I ask him what Democrats are doing wrong. What they could be doing better.

“You have to stand up for working people if you want them to vote for you,” he begins, having already once wondered aloud if the party is torn between its base and its big business ties. “You think they’re uneducated and not paying attention, but they know something’s wrong when they keep seeing premiums go up. When it’s the end of the month and they’re in the red. You need to start reaching out to people across the state. Don’t just cater to the people who show up in the State House.”

“Working people aren’t showing up in the State House,” he says, “because they’re working,” and is momentarily quiet as he perhaps tries to reconcile this observation with his own thunderous charge to the average citizen, a few minutes earlier, to “take an active role.” He knows what stands in their way. Work, sure, but also that old warning: Shut your mouth and keep your head down or you’ll be made an example of.

When he described to me how he’d agonized before finally deciding to take part in that dramatic border protest, I had an idea of how hard a mentality it can be to overcome. But he suggests that the future depends on more people in hard-up places overcoming it. Making that kind of decision. Because otherwise, he predicts, “all they’ll hear from Republicans is ‘Blame everyone below you, never look at the top.’ And that’s what they’ll do.”

I have no idea what he says to hometown constituents when they cross paths at the grocery store and it’s off the record.
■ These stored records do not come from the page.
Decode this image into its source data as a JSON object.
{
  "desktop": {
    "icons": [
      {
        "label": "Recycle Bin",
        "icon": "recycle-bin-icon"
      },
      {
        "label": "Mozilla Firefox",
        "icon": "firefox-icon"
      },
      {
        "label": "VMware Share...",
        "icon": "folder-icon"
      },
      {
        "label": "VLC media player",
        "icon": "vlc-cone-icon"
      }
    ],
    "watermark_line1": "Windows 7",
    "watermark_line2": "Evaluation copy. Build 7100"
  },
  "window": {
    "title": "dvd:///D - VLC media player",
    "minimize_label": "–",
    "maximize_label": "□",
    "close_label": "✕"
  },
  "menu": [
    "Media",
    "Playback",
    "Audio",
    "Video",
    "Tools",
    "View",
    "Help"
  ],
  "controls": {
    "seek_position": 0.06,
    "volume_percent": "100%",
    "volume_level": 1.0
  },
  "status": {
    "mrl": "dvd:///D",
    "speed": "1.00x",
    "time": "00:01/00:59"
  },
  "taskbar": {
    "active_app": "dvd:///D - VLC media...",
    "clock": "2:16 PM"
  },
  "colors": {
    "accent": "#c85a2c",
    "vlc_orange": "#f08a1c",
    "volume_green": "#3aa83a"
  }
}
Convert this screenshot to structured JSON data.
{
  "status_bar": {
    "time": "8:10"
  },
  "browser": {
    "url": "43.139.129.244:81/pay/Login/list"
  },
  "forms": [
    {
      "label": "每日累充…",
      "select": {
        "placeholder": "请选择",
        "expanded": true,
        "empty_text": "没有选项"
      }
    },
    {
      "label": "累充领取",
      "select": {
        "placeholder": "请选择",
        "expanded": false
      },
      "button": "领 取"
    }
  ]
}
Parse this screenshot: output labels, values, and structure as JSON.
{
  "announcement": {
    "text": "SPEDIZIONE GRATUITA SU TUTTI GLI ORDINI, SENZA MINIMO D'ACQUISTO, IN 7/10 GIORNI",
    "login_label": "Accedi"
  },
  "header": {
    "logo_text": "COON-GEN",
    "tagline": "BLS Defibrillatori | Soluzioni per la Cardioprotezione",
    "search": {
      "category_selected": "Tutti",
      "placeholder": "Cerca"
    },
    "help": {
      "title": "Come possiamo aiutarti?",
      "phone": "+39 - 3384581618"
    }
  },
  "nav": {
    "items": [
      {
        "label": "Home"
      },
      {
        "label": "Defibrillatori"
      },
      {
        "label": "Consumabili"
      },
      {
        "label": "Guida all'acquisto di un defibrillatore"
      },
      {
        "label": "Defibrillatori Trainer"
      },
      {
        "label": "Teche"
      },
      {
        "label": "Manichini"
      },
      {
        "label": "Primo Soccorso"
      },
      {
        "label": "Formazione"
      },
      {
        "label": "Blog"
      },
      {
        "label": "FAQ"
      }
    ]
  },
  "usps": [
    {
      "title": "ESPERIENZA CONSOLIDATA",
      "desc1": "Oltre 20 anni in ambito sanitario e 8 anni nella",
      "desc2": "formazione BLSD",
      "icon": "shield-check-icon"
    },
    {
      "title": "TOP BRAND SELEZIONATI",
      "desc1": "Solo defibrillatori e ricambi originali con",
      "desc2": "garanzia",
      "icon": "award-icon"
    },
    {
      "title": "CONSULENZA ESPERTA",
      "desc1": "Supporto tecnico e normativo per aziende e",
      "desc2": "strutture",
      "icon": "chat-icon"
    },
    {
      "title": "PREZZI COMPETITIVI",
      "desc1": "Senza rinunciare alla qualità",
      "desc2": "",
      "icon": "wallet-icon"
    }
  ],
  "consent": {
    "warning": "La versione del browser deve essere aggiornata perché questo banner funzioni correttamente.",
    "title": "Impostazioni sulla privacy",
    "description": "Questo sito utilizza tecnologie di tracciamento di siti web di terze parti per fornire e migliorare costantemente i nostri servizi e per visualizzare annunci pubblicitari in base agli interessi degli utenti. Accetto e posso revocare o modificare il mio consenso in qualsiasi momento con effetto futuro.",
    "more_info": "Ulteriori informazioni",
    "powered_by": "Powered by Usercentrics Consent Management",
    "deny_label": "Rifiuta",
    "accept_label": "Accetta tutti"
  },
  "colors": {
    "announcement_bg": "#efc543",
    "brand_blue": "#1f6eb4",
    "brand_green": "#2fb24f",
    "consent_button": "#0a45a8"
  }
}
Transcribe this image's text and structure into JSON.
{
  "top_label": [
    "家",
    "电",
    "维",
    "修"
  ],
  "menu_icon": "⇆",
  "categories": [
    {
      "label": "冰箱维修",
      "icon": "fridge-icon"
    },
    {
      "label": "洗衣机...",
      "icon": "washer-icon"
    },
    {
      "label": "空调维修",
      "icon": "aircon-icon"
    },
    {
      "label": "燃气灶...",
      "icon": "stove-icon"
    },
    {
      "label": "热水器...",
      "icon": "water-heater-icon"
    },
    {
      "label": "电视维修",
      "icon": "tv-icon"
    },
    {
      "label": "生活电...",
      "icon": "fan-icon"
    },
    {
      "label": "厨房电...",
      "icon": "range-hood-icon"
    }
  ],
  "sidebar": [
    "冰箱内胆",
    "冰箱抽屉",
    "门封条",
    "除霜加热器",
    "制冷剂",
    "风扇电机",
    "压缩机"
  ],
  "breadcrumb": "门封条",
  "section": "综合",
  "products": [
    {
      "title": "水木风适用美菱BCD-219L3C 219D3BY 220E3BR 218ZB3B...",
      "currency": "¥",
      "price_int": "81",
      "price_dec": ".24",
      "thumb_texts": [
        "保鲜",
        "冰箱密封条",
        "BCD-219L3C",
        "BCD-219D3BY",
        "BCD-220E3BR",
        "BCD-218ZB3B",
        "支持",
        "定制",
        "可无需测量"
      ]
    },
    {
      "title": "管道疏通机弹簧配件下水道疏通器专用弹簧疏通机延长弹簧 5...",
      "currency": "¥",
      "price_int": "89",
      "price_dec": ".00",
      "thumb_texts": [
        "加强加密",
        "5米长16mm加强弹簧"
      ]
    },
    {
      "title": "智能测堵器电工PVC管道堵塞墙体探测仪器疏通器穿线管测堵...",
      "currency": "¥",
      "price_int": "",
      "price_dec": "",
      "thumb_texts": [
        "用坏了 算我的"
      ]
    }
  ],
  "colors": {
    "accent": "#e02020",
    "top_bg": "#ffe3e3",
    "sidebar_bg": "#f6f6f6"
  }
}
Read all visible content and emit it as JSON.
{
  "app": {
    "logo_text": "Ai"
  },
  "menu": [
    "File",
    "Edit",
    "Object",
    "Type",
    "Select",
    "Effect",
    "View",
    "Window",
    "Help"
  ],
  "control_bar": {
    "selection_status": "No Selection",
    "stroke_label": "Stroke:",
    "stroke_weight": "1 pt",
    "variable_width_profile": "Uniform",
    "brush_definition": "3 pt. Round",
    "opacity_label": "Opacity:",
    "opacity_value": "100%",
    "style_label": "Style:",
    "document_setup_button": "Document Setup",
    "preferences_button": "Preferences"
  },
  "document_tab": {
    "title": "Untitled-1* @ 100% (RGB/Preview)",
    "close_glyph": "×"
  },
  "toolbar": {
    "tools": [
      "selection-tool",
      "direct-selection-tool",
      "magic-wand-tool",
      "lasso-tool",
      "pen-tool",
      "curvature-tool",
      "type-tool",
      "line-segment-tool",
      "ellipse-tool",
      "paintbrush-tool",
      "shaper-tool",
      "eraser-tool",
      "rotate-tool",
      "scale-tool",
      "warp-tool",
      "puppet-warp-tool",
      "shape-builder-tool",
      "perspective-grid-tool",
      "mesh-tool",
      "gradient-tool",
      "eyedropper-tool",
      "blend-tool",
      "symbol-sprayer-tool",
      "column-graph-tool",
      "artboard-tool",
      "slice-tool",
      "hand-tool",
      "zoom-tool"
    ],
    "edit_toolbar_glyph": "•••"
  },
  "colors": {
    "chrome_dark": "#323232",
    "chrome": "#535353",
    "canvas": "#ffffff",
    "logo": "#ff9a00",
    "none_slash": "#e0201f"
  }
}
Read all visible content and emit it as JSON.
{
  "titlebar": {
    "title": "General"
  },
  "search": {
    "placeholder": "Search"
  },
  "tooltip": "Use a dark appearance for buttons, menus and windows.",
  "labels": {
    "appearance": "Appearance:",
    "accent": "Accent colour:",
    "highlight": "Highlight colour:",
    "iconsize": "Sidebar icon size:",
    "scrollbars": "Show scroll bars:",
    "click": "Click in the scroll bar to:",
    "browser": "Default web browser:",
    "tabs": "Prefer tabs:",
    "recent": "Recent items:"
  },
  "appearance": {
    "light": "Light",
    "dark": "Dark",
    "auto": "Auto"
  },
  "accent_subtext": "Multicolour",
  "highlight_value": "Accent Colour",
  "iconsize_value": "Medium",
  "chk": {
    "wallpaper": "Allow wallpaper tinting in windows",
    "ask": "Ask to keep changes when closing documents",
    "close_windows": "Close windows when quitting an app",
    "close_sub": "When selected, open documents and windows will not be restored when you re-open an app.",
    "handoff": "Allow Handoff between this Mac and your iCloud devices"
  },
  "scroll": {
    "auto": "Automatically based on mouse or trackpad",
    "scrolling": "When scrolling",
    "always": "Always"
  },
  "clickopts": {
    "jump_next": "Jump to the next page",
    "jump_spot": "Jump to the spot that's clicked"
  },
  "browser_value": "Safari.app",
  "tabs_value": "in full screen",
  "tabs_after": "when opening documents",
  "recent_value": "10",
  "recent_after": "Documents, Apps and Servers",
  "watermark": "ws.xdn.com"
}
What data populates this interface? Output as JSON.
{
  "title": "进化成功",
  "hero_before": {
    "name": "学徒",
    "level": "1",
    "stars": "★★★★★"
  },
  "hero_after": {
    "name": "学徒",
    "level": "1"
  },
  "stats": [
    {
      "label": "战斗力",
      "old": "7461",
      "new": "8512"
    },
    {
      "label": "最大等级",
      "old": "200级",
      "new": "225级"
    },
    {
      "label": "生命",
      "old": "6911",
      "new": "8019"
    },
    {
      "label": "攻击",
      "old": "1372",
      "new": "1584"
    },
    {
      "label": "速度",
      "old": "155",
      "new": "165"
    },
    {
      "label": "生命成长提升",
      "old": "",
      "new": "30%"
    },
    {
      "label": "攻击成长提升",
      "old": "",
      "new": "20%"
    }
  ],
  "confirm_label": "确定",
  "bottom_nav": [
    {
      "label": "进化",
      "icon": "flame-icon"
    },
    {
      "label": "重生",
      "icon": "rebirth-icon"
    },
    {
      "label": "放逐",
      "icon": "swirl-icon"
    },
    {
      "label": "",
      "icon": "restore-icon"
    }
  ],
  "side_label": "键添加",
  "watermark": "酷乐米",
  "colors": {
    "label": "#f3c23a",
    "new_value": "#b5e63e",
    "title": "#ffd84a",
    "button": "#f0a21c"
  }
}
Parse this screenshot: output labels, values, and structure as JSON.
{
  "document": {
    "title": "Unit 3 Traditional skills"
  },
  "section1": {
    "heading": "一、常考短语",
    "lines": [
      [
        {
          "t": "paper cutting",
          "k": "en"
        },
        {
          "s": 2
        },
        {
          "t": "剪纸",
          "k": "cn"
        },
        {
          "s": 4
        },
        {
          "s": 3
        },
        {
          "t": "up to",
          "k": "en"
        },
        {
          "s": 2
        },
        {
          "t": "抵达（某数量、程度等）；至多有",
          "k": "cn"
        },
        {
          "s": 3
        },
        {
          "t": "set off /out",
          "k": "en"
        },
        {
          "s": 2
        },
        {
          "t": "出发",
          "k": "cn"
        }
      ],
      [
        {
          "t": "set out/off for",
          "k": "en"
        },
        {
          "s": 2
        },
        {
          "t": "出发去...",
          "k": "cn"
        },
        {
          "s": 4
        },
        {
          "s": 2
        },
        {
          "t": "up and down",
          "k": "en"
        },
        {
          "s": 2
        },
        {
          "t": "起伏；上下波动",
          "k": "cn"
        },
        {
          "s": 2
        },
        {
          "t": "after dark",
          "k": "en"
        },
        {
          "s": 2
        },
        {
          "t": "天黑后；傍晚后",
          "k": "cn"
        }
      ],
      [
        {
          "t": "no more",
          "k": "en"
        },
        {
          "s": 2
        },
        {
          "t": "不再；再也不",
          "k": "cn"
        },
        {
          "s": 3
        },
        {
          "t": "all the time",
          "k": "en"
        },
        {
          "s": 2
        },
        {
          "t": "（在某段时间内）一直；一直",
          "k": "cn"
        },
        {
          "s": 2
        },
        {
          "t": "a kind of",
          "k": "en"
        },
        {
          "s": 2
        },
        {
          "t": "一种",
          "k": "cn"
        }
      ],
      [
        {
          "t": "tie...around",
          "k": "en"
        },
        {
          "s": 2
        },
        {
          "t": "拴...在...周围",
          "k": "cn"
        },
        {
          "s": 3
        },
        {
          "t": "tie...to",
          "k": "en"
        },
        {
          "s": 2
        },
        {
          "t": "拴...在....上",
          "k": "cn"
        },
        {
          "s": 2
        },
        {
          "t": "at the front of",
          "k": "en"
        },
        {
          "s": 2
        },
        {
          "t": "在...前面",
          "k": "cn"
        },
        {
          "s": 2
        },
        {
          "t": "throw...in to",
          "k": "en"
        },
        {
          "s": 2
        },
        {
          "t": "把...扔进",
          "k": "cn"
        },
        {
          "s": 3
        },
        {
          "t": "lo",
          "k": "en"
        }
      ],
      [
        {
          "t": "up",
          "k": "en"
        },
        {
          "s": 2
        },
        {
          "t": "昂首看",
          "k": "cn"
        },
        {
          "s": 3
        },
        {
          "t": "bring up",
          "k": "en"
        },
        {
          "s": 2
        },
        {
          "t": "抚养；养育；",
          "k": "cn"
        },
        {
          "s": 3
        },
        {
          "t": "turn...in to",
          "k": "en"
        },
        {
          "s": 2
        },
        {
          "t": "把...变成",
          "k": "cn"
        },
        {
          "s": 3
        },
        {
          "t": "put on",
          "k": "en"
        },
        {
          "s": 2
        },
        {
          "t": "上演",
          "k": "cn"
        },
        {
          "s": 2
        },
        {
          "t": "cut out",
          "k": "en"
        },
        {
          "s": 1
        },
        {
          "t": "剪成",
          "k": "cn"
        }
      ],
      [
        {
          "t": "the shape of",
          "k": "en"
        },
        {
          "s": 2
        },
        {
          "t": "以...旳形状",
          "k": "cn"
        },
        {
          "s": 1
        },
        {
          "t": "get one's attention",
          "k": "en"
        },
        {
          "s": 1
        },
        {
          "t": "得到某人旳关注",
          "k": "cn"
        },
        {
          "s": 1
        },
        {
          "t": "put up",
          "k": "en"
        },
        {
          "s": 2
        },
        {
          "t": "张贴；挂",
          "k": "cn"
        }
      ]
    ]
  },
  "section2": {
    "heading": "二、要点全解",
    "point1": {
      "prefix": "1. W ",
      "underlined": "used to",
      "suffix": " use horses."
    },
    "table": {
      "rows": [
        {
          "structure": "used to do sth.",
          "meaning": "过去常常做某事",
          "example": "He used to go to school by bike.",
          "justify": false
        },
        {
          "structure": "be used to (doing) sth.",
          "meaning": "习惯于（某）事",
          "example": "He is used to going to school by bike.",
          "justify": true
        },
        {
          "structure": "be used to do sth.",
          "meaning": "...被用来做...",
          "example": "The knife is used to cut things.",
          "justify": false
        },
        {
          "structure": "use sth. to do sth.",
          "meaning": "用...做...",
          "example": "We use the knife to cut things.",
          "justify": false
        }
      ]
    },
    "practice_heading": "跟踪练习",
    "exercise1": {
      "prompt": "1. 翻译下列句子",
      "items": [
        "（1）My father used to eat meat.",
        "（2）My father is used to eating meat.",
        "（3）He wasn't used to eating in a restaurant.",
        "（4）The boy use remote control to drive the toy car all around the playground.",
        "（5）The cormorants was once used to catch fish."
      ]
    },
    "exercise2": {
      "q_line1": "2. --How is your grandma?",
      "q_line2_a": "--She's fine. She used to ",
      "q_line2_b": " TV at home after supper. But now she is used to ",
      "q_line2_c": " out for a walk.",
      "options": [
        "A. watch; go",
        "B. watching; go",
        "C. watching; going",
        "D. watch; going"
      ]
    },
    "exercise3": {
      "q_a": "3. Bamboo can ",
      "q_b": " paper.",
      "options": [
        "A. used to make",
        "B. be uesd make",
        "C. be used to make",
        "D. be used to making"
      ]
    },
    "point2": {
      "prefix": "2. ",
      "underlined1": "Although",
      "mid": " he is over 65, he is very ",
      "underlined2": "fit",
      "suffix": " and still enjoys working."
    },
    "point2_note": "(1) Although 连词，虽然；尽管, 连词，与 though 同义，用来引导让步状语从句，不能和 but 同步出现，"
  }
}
I’m guessing, more and more, it has to do with looking at the top. And right now that may be all the magic we need.

ArchiveJoe Pinto